The Special Education department recently decided to close my program (and three others) for a variety of reasons around enrollment, funding, and a change in philosophy that leans towards integration instead of congregated programs at the junior level.  While I 100% disagree with this direction, I must move forward on to something new.  For me, it looks like the next stop is grade three in September.  Normally, I would be spending my last week of school reflecting on the year, and in this case, the last eight years that I've been in this role.  But that was not to be as I missed the last week of school due to a terrible illness.  Now that I'm slowly returning back to the land of the living, I have to pack up my room and get ready for the big move.

My mind is racing with memories and emotions as I move around the room and box up the journey that was Life Skills.  I thought I'd start with an easy part...the classroom kitchen.  Seemed straightforward enough, right?  It was, until I started sorting the items I brought in for Lil Chefs Cooking Club, or the left over aprons from our amazing cooking shows we produced a few years back, or the specialty fish dishes that were gifts to "Gill-Ville".  I spent more than two hours going through four cupboards!  I was so deeply affected by the realization that I'm losing my classroom kitchen and, more importantly, the kitchen community that it created.  I left school that day, unable to focus to accomplish anything else.  Instead, I went home to create this sketchnote in attempts to share my feelings about my classroom kitchen.

This kitchen provided curriculum connections to healthy living and math expectations, in addition to providing nourishment for hungry, disadvantaged bellies.

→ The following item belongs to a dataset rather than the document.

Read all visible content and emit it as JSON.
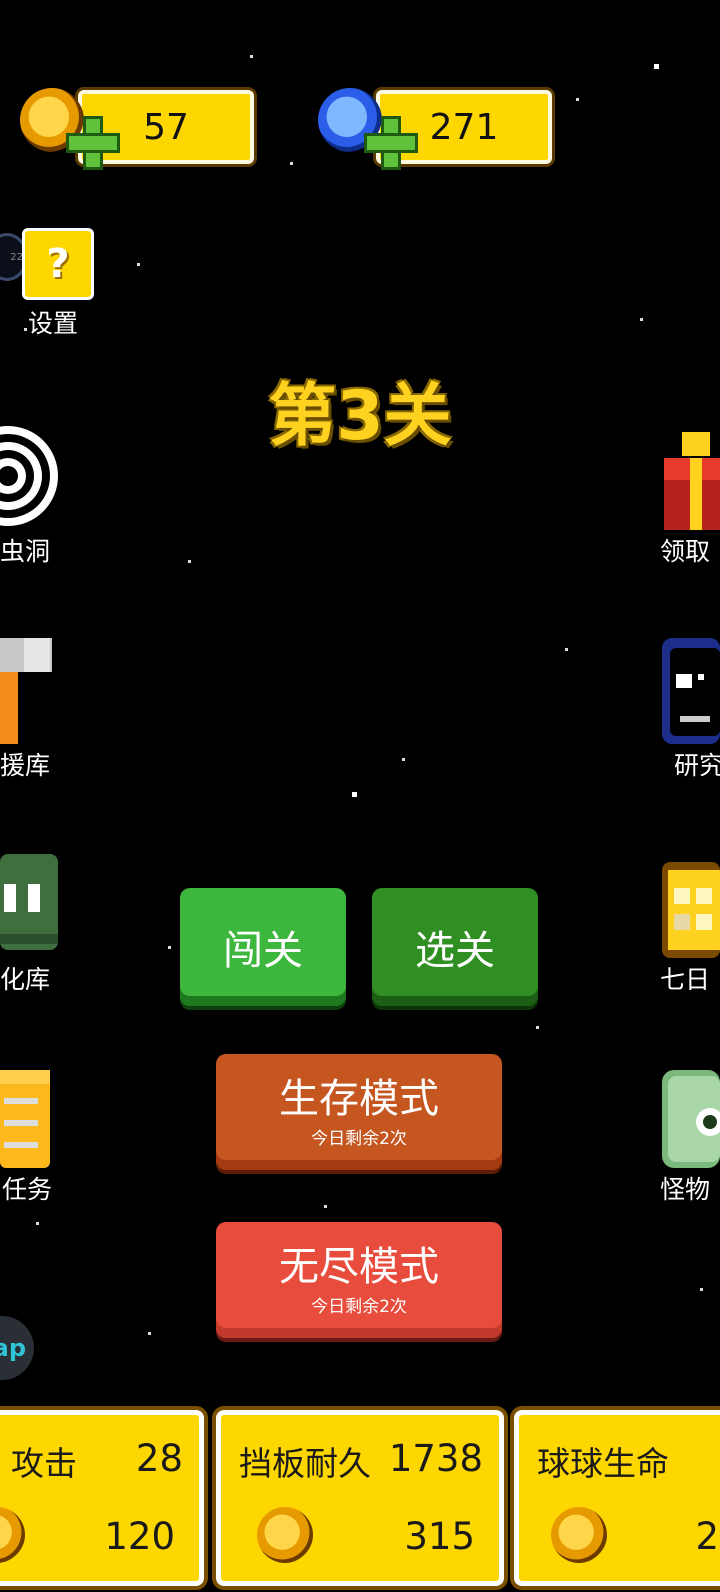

I'm sure you think back to a time when you were little and helped a parent or grandparent make a meal, or cookies, or a special recipe.  If you thought about it, you would recall the smells, the tastes, and the conversations that took place (often not related to academia).  These kitchen activities made us a little more connected, more human.  We shared stories, recipes, memories, and in those moments, completely forgot we were special education learners.  The classroom kitchen really was the envy of all the other classrooms.  The smell of our baking would fill the halls and attract visitors in hopes of being in the right place at the right time.  Our kitchen made us special, but this time in a good way.  We liked to extend our kitchen community and invite others in.  Over the years we did lessons with buddies, hosted staff luncheons and school wide hot dog lunch days, and created personalized gifts for family members. The kitchen not only brought the members of our class together, it also brought us closer to the staff and students in the school.  

And while I thought starting with the classroom kitchen would be the easiest part of packing up Life Skills, I was dead wrong.  This is the part of Life Skills that I think I will miss the most....or until tomorrow when I pack up a different part of the classroom!